- Running code in different ways over time can produce bugs that would have been nearly impossible to detect during the initial build, and intrepid cybercriminals around the world are constantly poking at software to find holes they can exploit before maintainers can release a patch.
- The discovery of the SolarWinds hack in late 2020 — followed next year by the race to patch the Log4j vulnerability in late 2021 — led to the development of the Biden administration's push for SBOM requirements and the introduction of the Cyber Resilience Act by the European Commission, both of which require companies to attest to the security of their software.
- But according to a recent survey conducted by Tidelift, more than half of open-source maintainers were not aware that new security standards had been developed both by industry groups like the OpenSSF and NIST, the federal body overseeing the SBOM rollout.
- And among the maintainers who were aware of the requirements, nearly 40% said they had no intention of following through and 19% said they weren't sure what to do.
Chad Whitacre is head of open source at Sentry and co-creator of FOSS Funders, a project designed to funnel contributions from individuals and companies using open-source software to those maintainers.
- "This is in all of our collective self interest to make sure that these things are sustained," Whitacre said.
- According to Tidelift's survey, 47% of maintainers said they would follow the new security guidelines if they were compensated for the effort to update their projects.
- But this is uncharted territory for this movement, and there are lots of questions about how effective compensation and regulation will actually be when it comes to improving software security.
- "The last thing you need is a bunch of mercenaries driving around trying to collect bounties for adding features to a project that they don't know anything about," Fox said.
Still, like all maintenance issues, it's a problem that will only get worse with time.
- "The effort to improve cybersecurity cannot just stop at defining and publishing new standards," Tidelift wrote in its survey report.
- "This data revalidates the need for investment, especially from organizations that rely on open-source components, in the open-source maintainer community," the report said, and those organizations certainly include governments.
Come on the amazing journey
Burned in the past by vendors, big enterprise tech organizations tend to move slowly, even when operating within one of the greatest AI hype cycles ever created.

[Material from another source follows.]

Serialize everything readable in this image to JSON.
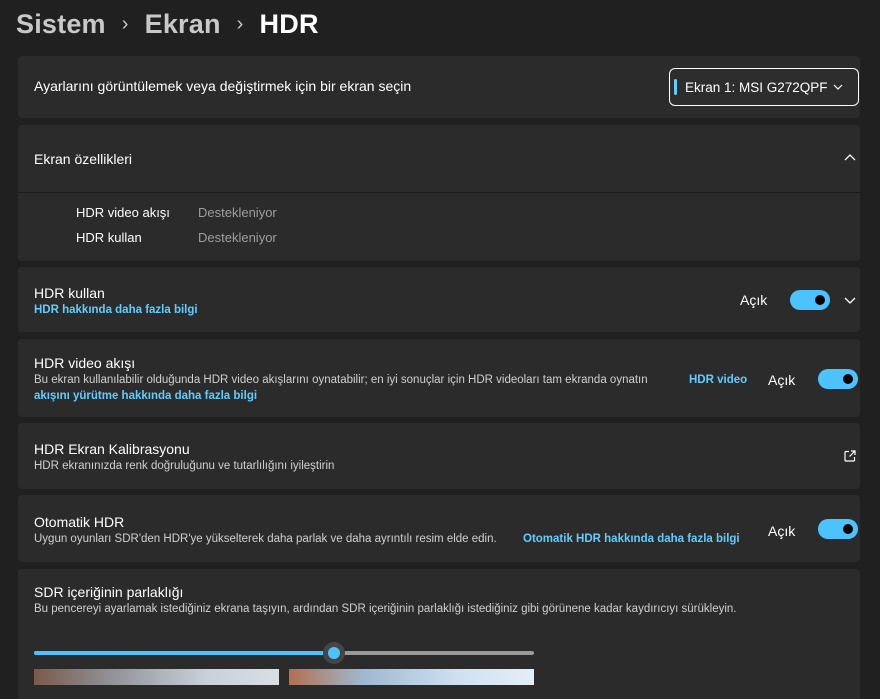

Microsoft, the orchestrator of the latest cycle, unveiled plans Thursday to nudge those customers along the "journey" to AI glory.
"...today we are announcing three AI Customer Commitments to assist our customers on their responsible AI journey," Microsoft announced in a blog post explaining its approach to guiding your forced march to AI. It promised to share information about its own experiences deploying AI, help customers comply with "legal and regulatory requirements" that will spring up as regulators learn more about the AI "journey," and help its legions of partners work with customers to tie up all the loose ends.
It's hard to understand why any customer of Microsoft's (or any vendor, really) should feel better about embracing its AI tools now that the company has issued a set of vague promises to follow rules that no one has yet created. The simple truth is that no one — not even the creators of AI technology — has any idea where it's heading, and everyone is proceeding at their own risk.
Ian Knight joined Isovalent as chief revenue officer after a long stint at Red Hat.
Susan St. Ledger is now president of worldwide field operations at HashiCorp, after working in similar roles for Okta and Splunk.
The Runtime roundup
HashiCorp beat Wall Street expectations for revenue after a 37% jump, but its stock was pummeled Thursday after announcing plans to lay off 8% of its workforce.
Google's DeepMind AI unit announced that it had figured out how to sort items in a list 70% faster than existing methods, which sounds trite but has already been adopted by the C++ programming language as a time-saver.
Adobe's Firefly AI image generator is now available for enterprise customers to slap cool images on hastily constructed PowerPoints explaining their AI strategies.
Thanks for reading — see you Saturday!